To address these challenges the project has been initiated to develop a dry blood spot based rapid and cost-effective biochemical diagnostic test based on tandem mass spectrometry. This will enable the detection of reduced or heightened metabolites of monoamine neurotransmitters in blood with high sensitivity. This method will have a predictive value for the diagnosis of mNMDs. Such a method offers advantages over the invasive method of lumbar puncture generally used for diagnosis. The developed methodology can aid in the simultaneous quantification of all the neurotransmitter metabolites present in blood plasma and can potentially serve as a multiplex diagnostic assay for mNMD disorders. The development of this method is currently in progress.

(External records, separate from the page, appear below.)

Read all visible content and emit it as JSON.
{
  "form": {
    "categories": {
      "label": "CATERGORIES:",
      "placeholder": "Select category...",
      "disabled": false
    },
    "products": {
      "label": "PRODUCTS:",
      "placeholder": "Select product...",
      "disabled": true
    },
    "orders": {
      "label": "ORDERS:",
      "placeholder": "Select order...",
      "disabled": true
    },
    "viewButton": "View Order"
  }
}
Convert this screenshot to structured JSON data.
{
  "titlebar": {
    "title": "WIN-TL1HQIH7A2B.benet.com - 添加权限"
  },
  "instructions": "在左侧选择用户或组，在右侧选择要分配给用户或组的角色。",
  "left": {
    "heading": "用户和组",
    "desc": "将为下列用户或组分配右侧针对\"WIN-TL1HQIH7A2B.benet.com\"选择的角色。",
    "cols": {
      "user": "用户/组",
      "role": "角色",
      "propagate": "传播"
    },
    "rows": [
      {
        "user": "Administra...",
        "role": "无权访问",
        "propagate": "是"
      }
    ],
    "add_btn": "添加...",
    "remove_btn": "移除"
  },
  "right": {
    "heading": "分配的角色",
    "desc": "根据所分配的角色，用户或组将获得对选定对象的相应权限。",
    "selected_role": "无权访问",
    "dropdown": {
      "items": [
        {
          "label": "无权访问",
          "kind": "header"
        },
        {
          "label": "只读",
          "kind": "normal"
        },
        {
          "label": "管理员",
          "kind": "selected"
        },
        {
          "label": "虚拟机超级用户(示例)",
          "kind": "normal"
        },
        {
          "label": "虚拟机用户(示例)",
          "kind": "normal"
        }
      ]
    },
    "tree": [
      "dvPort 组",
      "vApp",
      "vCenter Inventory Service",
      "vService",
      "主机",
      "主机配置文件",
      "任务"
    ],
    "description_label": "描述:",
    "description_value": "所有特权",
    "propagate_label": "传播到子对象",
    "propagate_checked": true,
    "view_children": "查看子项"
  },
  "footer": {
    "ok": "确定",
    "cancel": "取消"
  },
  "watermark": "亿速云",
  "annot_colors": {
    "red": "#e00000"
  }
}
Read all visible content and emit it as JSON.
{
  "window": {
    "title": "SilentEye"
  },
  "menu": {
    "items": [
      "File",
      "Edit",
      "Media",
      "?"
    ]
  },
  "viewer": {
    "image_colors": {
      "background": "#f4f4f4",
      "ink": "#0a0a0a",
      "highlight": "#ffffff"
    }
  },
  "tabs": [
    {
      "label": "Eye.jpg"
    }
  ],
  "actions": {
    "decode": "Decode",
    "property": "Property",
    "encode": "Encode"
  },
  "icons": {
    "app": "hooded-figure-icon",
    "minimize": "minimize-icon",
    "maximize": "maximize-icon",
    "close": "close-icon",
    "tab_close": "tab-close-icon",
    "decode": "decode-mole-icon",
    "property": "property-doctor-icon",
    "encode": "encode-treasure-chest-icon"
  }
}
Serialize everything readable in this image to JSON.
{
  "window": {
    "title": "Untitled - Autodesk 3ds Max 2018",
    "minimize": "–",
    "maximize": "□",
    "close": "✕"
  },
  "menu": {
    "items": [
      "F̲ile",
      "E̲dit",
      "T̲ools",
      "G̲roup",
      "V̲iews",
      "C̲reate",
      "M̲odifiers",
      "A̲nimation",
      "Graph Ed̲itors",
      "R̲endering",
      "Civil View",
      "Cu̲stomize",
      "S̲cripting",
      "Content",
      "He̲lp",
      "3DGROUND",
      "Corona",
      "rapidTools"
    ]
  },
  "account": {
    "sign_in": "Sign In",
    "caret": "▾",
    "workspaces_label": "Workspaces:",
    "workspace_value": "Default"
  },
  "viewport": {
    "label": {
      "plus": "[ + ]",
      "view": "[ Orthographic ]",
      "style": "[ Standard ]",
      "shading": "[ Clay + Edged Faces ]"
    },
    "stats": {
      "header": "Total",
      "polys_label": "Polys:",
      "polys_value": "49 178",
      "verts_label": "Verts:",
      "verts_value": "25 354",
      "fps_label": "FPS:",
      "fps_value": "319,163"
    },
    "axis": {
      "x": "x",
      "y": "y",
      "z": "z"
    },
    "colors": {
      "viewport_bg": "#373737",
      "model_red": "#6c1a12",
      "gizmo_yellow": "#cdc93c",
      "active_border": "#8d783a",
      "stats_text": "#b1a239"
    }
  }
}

Investigator: Runa Hamid

Indira Gandhi Institute of Child Health (IGICH), Bengaluru

Despite the advances and application of different genomic technologies over 5 decades, the etiopathology of more than 25% of rare genetic disorders associated with intellectual disability (ID), abnormal growth and behavior is unclear emphasizing the need for exploring novel and newer mechanisms of diagnosis.

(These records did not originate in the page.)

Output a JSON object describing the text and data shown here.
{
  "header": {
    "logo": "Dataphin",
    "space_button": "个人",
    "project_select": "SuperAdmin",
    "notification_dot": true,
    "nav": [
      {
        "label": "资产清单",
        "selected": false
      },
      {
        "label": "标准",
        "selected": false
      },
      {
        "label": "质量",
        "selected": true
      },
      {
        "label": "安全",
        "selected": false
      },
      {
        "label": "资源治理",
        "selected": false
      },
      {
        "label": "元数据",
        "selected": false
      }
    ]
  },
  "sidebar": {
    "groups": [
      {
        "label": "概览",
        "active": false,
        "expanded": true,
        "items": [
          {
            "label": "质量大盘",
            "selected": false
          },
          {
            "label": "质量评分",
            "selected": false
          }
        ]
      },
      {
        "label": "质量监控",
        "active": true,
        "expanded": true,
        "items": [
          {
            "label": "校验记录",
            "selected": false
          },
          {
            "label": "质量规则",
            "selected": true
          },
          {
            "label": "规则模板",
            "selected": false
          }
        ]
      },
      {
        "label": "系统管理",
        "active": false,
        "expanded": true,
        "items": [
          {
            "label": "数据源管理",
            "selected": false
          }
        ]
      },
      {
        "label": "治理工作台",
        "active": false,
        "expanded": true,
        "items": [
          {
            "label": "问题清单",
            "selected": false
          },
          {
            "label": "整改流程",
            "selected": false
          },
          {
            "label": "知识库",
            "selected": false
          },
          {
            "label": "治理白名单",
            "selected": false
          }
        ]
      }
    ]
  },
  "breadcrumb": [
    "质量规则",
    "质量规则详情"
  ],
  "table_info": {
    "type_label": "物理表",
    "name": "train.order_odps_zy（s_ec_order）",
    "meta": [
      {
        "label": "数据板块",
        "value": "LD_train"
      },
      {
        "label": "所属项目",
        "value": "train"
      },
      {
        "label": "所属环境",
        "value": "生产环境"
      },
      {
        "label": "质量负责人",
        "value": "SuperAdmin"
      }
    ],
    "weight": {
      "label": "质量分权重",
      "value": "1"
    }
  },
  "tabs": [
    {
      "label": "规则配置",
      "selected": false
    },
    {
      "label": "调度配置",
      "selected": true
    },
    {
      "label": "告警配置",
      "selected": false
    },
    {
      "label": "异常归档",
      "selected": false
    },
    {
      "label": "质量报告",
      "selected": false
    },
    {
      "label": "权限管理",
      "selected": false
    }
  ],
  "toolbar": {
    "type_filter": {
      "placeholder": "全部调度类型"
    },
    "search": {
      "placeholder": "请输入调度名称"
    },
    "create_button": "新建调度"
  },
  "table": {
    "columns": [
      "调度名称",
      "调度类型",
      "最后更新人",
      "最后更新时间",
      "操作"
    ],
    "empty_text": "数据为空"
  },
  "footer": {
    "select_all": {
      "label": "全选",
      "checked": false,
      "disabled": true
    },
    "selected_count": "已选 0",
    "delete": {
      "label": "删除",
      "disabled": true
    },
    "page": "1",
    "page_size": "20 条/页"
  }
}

One such group of disorders is disorders of genomic imprinting. About 150+ genes in the mammalian genome are exclusively expressed from either parent depending on the parent of origin. This is achieved by the epigenetic mechanism of DNA methylation and is known as genomic imprinting.

Methylation-specific polymerase chain reaction (MS-PCR) is a simple, rapid, cost-effective, low labor and equipment-intensive modality that can be easily deployed even in remote locations with robust performance. Isolated genomic DNA is first given a sodium bisulphite treatment that deaminates the unmethylated cytosines to uracil. The converted DNA sample now has differentiated methylated and unmethylated alleles in a single tube which can be amplified with the help of allele-specific primers A pilot study of 102 clinically suspected cases mentioned above showed about 28% to be confirmed as one of four known imprinting disorders by a simple methylation-based test indicating these disorders are not as rare as cited to be but require a timely referral and correct diagnostic modality to offer genetic counselling, plan prenatal diagnosis and facilitate appropriate management.

Investigator: Gayatri Iyer